Kimberley Carter of the British Association of Dermatologists explained that hydrating the skin is really important.
"Everybody should try to regularly use moisturisers and lip salves to prevent their skin becoming dry, as they can help to reduce the effects caused by the harsh winter weather conditions. All skin types benefit from a moisturiser, particularly skin that is regularly exposed to the elements," she noted.
Some skin conditions can flare up when they're dry, particularly eczema, "so if you suffer with a dry skin condition make an extra effort to slap on plenty of moisturiser or emollient, especially after a shower or bath", Ms Carter advised.
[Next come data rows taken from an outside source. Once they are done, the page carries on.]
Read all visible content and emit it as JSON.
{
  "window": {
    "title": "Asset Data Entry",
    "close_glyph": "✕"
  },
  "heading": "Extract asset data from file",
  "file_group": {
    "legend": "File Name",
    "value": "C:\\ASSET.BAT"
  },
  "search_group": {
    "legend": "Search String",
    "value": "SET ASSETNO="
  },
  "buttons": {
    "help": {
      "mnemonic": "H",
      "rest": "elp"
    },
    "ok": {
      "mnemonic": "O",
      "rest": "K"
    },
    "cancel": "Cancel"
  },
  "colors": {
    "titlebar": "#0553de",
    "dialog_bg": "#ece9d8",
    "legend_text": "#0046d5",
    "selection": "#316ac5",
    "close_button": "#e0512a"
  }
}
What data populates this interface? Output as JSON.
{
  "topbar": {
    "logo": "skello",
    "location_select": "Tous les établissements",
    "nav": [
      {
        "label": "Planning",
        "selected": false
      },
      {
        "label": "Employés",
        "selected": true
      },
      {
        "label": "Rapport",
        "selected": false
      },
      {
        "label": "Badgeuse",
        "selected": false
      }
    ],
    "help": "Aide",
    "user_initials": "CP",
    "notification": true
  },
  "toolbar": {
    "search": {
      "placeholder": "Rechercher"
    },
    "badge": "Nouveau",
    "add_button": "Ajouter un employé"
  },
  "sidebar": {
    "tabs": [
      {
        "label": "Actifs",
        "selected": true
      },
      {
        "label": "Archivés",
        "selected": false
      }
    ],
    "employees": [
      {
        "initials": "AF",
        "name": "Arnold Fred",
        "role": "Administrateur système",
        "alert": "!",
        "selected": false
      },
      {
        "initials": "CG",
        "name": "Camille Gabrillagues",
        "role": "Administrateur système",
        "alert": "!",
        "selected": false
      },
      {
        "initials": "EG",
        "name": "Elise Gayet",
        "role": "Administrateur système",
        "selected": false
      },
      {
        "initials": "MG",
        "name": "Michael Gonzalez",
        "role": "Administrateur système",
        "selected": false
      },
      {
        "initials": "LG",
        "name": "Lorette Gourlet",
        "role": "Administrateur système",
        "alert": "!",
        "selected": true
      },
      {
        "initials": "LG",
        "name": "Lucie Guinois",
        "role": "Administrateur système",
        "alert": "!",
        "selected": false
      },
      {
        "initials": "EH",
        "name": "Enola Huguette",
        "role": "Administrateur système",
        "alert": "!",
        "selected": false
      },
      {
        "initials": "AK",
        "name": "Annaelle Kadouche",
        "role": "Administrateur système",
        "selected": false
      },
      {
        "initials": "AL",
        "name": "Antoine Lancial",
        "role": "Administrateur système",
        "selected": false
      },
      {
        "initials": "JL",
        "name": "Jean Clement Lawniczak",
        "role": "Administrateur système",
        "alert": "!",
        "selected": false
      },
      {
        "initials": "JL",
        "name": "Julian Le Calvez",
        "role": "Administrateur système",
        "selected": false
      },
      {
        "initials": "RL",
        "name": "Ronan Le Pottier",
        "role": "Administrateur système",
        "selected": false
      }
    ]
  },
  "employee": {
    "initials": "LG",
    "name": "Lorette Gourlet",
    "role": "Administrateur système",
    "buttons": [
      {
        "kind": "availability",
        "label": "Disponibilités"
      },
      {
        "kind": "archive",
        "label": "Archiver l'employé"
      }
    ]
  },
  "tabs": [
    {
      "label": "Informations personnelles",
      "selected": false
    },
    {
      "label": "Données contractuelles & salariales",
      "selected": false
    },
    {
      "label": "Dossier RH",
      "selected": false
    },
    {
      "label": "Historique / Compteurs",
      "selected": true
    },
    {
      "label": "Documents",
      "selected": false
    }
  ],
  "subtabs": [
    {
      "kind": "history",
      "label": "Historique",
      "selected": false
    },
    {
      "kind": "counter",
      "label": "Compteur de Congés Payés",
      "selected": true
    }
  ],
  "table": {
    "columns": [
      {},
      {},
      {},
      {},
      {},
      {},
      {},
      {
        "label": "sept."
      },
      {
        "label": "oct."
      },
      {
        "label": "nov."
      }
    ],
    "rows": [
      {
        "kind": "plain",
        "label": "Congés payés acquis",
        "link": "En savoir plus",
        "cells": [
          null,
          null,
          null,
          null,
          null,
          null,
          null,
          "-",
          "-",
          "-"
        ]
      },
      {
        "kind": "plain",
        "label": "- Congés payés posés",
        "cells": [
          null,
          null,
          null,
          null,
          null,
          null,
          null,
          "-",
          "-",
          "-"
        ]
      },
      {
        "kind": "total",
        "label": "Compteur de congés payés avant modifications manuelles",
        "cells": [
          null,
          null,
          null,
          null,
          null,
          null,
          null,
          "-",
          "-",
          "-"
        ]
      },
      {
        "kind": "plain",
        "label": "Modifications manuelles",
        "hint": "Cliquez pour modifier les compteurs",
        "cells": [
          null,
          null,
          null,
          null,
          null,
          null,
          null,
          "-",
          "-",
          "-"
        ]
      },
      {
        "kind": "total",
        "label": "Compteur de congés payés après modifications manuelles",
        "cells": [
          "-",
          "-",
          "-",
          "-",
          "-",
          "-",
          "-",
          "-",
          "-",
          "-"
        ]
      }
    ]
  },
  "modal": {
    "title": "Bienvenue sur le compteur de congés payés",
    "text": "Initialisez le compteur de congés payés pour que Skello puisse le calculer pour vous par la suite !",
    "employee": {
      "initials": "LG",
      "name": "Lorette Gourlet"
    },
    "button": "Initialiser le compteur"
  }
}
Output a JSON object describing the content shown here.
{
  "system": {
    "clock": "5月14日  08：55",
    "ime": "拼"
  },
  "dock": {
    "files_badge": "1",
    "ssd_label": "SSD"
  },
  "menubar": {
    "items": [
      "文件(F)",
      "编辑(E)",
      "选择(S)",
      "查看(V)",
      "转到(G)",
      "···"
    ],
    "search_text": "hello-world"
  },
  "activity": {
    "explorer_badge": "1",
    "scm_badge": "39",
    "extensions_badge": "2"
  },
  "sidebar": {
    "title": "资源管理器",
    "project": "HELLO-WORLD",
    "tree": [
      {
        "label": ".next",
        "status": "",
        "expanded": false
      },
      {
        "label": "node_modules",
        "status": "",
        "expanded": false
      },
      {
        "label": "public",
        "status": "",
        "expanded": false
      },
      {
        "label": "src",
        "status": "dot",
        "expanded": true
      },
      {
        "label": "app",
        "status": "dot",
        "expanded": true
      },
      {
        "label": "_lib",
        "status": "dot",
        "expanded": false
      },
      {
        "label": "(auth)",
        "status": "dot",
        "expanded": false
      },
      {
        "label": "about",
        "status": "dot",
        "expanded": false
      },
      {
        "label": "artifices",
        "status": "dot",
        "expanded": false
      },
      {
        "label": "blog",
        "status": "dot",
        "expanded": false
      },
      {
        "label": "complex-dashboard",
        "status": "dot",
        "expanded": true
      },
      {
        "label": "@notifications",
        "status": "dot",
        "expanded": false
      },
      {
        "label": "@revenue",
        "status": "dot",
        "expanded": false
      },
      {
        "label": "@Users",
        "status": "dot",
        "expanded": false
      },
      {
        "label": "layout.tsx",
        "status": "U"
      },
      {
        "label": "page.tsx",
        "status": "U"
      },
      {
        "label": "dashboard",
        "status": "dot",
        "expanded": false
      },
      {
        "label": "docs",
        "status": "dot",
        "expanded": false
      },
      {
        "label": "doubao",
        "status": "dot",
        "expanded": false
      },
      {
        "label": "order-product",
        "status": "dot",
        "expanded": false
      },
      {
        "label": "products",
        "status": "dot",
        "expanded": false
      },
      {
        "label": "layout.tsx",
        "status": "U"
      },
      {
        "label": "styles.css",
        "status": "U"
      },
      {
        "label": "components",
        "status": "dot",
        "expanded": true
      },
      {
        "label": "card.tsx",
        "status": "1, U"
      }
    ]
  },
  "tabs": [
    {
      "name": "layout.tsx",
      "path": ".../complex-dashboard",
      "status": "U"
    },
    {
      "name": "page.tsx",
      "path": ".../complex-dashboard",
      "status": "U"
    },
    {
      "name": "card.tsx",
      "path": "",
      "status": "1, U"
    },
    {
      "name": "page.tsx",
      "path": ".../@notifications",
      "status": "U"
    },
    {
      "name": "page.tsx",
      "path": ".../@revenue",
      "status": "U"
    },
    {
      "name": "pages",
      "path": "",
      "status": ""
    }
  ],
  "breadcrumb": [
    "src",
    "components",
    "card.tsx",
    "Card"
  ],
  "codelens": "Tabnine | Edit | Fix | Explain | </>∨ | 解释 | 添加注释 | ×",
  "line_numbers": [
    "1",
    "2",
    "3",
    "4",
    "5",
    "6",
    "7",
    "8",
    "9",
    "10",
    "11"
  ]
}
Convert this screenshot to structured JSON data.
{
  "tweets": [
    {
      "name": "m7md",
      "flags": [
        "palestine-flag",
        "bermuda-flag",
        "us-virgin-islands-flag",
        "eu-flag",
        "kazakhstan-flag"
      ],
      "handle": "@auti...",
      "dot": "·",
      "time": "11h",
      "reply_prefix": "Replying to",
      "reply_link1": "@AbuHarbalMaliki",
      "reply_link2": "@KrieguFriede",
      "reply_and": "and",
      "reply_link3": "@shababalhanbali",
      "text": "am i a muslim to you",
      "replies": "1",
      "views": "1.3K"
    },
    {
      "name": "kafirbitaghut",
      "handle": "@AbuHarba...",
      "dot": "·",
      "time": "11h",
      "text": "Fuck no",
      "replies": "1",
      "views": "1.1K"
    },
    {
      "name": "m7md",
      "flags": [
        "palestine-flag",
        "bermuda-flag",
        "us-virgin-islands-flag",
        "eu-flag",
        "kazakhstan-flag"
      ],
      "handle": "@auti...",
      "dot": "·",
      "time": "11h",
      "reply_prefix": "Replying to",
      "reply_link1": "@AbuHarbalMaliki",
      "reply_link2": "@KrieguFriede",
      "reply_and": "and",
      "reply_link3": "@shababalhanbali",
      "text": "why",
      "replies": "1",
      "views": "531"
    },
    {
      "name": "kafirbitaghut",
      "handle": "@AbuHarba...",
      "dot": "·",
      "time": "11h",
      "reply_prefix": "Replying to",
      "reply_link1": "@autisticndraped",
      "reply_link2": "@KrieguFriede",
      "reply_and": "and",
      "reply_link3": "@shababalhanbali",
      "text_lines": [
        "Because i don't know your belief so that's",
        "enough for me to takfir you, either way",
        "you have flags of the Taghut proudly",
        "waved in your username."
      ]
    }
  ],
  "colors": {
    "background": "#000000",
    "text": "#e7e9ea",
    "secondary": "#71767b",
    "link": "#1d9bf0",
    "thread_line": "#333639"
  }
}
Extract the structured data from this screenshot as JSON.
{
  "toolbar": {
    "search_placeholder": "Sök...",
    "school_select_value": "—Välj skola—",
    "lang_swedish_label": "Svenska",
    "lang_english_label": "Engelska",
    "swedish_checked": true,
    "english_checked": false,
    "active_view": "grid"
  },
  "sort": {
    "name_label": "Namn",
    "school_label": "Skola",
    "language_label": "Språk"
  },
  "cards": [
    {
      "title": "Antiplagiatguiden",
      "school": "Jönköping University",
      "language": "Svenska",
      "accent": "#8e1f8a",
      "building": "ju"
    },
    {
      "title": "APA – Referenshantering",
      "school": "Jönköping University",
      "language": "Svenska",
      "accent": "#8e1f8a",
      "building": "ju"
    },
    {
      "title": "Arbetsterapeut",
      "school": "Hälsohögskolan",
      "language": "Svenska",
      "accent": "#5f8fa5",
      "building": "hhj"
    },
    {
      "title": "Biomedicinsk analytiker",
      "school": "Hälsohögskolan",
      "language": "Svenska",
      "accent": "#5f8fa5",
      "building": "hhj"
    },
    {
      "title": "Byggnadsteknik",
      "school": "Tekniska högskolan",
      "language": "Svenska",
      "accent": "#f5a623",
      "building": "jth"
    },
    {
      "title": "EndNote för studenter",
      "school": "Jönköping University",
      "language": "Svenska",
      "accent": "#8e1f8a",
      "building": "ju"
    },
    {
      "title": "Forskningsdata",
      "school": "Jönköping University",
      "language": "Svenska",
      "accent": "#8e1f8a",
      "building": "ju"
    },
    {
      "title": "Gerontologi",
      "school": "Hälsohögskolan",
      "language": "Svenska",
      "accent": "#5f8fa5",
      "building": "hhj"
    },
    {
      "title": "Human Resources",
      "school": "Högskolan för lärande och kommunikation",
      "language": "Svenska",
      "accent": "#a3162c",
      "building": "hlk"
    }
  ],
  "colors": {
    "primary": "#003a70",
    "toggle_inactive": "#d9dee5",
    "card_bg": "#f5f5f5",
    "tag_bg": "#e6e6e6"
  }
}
Meanwhile, individuals might be tempted to top up their tan to escape the pale look this winter, but they are encouraged to steer clear of sunbeds, particularly if they are young.
Research from the International Agency for Research on Cancer found that first exposure to sunbeds before the age of 35 can increase the risk of melanoma by 75 per cent, so Ms Carter believes it is better to use other tanning products that do not carry such dangers.
"There are no potential health benefits [to using sunbeds] that cannot be more safely and effectively obtained through other means, and any health benefits are debatable," she stated.
The government recently brought in legislation to ban under-18s from using tanning machines in England, which Ms Carter called "a step in the right direction in the fight against skin cancer".
Sticking to the fake tan bottle, or even deciding to embrace the pale skin look made popular by Mad Men's Christina Hendricks and actress Kirsten Dunst, could help repair damage to the skin this winter.
Posted by Laura Andrews